■ THE DATA
--*--

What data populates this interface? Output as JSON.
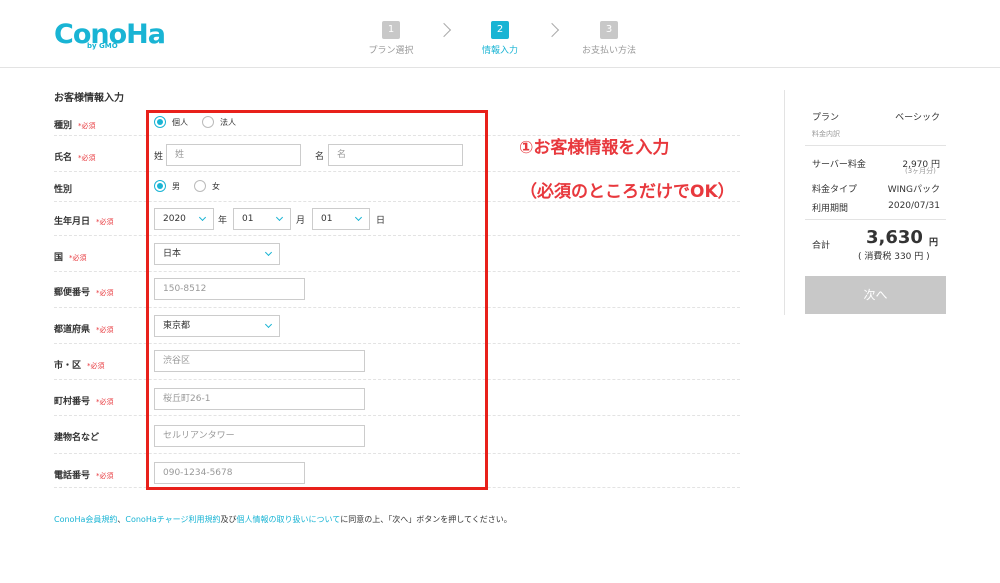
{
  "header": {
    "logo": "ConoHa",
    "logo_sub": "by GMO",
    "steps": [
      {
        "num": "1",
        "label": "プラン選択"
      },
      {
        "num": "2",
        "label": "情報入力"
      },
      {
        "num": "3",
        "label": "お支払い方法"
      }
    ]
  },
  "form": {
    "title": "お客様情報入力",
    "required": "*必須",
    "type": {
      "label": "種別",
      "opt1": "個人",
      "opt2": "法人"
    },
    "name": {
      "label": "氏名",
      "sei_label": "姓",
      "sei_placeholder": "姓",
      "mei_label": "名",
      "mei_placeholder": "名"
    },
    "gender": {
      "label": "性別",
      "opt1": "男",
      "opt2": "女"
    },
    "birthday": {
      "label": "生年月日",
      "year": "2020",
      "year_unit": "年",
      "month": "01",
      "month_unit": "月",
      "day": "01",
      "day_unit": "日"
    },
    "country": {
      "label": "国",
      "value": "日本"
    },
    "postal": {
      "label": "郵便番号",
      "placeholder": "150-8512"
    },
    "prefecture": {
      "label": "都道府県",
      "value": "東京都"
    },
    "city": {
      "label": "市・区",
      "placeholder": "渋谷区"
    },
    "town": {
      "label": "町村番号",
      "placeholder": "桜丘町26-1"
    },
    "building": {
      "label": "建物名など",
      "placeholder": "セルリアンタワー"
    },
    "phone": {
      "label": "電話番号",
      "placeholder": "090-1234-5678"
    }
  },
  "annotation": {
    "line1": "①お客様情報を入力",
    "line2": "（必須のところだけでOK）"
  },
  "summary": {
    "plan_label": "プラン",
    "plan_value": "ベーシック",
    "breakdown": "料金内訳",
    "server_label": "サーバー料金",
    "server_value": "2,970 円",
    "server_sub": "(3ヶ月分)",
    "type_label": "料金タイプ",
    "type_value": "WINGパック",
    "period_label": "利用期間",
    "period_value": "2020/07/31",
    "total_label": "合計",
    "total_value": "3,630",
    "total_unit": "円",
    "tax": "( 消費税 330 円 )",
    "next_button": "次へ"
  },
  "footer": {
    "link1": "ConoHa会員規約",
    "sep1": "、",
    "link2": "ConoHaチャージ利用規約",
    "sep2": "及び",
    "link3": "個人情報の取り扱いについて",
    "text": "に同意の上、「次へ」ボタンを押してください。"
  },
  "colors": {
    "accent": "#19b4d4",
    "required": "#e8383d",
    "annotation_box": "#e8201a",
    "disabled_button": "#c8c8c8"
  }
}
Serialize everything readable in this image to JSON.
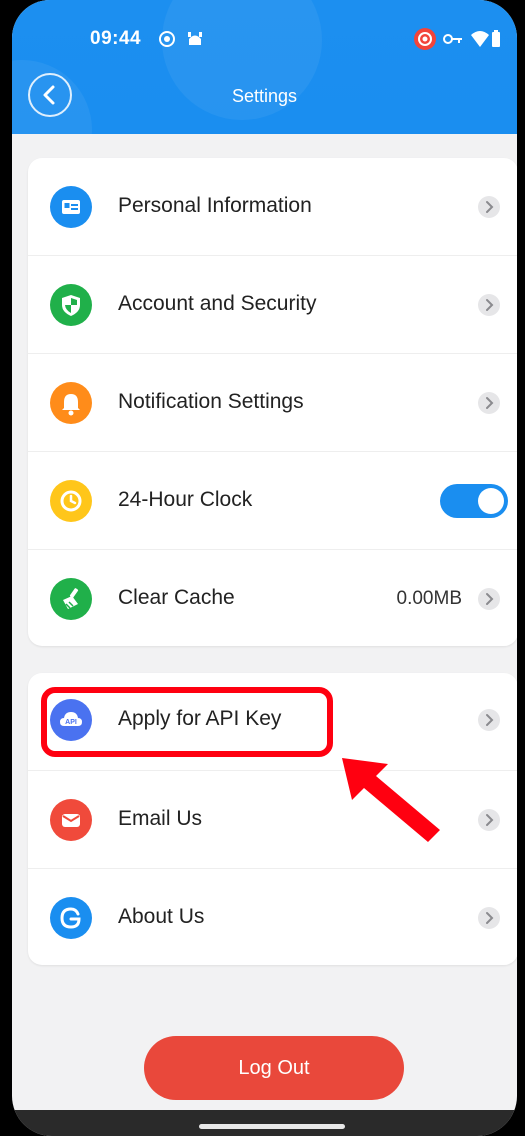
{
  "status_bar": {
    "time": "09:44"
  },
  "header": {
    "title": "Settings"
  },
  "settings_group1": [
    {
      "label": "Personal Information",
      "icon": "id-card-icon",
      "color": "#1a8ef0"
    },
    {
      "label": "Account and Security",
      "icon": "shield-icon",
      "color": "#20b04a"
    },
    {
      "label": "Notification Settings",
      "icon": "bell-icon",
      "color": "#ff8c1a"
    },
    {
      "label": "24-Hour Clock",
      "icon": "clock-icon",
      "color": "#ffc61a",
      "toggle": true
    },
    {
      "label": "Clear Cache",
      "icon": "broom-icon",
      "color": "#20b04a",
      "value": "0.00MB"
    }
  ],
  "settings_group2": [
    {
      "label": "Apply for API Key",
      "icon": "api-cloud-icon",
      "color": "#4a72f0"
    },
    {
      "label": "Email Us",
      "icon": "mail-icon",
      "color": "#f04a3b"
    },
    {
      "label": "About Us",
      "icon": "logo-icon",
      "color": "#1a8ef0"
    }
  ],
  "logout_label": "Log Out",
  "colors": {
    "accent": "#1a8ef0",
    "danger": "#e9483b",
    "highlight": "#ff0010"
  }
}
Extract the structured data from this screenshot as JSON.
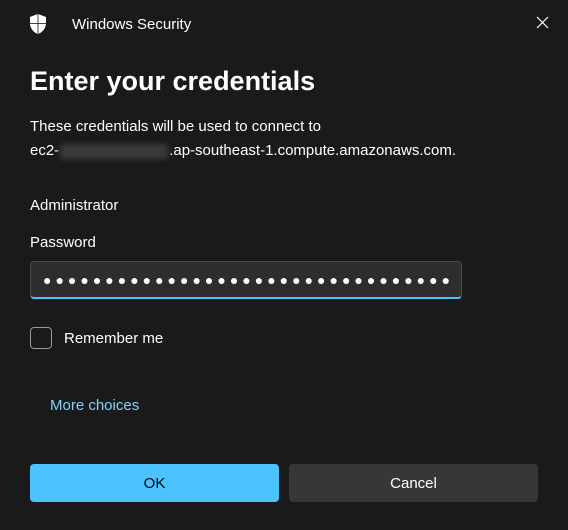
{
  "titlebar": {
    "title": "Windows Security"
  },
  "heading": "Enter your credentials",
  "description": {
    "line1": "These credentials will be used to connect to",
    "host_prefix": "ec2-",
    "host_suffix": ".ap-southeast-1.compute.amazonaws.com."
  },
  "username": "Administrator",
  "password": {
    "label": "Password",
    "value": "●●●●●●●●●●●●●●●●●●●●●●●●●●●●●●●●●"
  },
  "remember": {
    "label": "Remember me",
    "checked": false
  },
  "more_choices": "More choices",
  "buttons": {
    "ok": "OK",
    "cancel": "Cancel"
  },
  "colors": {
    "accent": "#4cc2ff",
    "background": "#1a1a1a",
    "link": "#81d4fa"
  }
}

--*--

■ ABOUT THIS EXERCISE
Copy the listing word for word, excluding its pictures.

■ RESPONSE AREA
What data populates this interface? Output as JSON.
{
  "header": {
    "logo": "ConoHa",
    "logo_sub": "by GMO",
    "steps": [
      {
        "num": "1",
        "label": "プラン選択"
      },
      {
        "num": "2",
        "label": "情報入力"
      },
      {
        "num": "3",
        "label": "お支払い方法"
      }
    ]
  },
  "form": {
    "title": "お客様情報入力",
    "required": "*必須",
    "type": {
      "label": "種別",
      "opt1": "個人",
      "opt2": "法人"
    },
    "name": {
      "label": "氏名",
      "sei_label": "姓",
      "sei_placeholder": "姓",
      "mei_label": "名",
      "mei_placeholder": "名"
    },
    "gender": {
      "label": "性別",
      "opt1": "男",
      "opt2": "女"
    },
    "birthday": {
      "label": "生年月日",
      "year": "2020",
      "year_unit": "年",
      "month": "01",
      "month_unit": "月",
      "day": "01",
      "day_unit": "日"
    },
    "country": {
      "label": "国",
      "value": "日本"
    },
    "postal": {
      "label": "郵便番号",
      "placeholder": "150-8512"
    },
    "prefecture": {
      "label": "都道府県",
      "value": "東京都"
    },
    "city": {
      "label": "市・区",
      "placeholder": "渋谷区"
    },
    "town": {
      "label": "町村番号",
      "placeholder": "桜丘町26-1"
    },
    "building": {
      "label": "建物名など",
      "placeholder": "セルリアンタワー"
    },
    "phone": {
      "label": "電話番号",
      "placeholder": "090-1234-5678"
    }
  },
  "annotation": {
    "line1": "①お客様情報を入力",
    "line2": "（必須のところだけでOK）"
  },
  "summary": {
    "plan_label": "プラン",
    "plan_value": "ベーシック",
    "breakdown": "料金内訳",
    "server_label": "サーバー料金",
    "server_value": "2,970 円",
    "server_sub": "(3ヶ月分)",
    "type_label": "料金タイプ",
    "type_value": "WINGパック",
    "period_label": "利用期間",
    "period_value": "2020/07/31",
    "total_label": "合計",
    "total_value": "3,630",
    "total_unit": "円",
    "tax": "( 消費税 330 円 )",
    "next_button": "次へ"
  },
  "footer": {
    "link1": "ConoHa会員規約",
    "sep1": "、",
    "link2": "ConoHaチャージ利用規約",
    "sep2": "及び",
    "link3": "個人情報の取り扱いについて",
    "text": "に同意の上、「次へ」ボタンを押してください。"
  },
  "colors": {
    "accent": "#19b4d4",
    "required": "#e8383d",
    "annotation_box": "#e8201a",
    "disabled_button": "#c8c8c8"
  }
}
Serialize everything readable in this image to JSON.
{
  "status_bar": {
    "time": "09:44"
  },
  "header": {
    "title": "Settings"
  },
  "settings_group1": [
    {
      "label": "Personal Information",
      "icon": "id-card-icon",
      "color": "#1a8ef0"
    },
    {
      "label": "Account and Security",
      "icon": "shield-icon",
      "color": "#20b04a"
    },
    {
      "label": "Notification Settings",
      "icon": "bell-icon",
      "color": "#ff8c1a"
    },
    {
      "label": "24-Hour Clock",
      "icon": "clock-icon",
      "color": "#ffc61a",
      "toggle": true
    },
    {
      "label": "Clear Cache",
      "icon": "broom-icon",
      "color": "#20b04a",
      "value": "0.00MB"
    }
  ],
  "settings_group2": [
    {
      "label": "Apply for API Key",
      "icon": "api-cloud-icon",
      "color": "#4a72f0"
    },
    {
      "label": "Email Us",
      "icon": "mail-icon",
      "color": "#f04a3b"
    },
    {
      "label": "About Us",
      "icon": "logo-icon",
      "color": "#1a8ef0"
    }
  ],
  "logout_label": "Log Out",
  "colors": {
    "accent": "#1a8ef0",
    "danger": "#e9483b",
    "highlight": "#ff0010"
  }
}
Extract the structured data from this screenshot as JSON.
{
  "titlebar": {
    "title": "Windows Security"
  },
  "heading": "Enter your credentials",
  "description": {
    "line1": "These credentials will be used to connect to",
    "host_prefix": "ec2-",
    "host_suffix": ".ap-southeast-1.compute.amazonaws.com."
  },
  "username": "Administrator",
  "password": {
    "label": "Password",
    "value": "●●●●●●●●●●●●●●●●●●●●●●●●●●●●●●●●●"
  },
  "remember": {
    "label": "Remember me",
    "checked": false
  },
  "more_choices": "More choices",
  "buttons": {
    "ok": "OK",
    "cancel": "Cancel"
  },
  "colors": {
    "accent": "#4cc2ff",
    "background": "#1a1a1a",
    "link": "#81d4fa"
  }
}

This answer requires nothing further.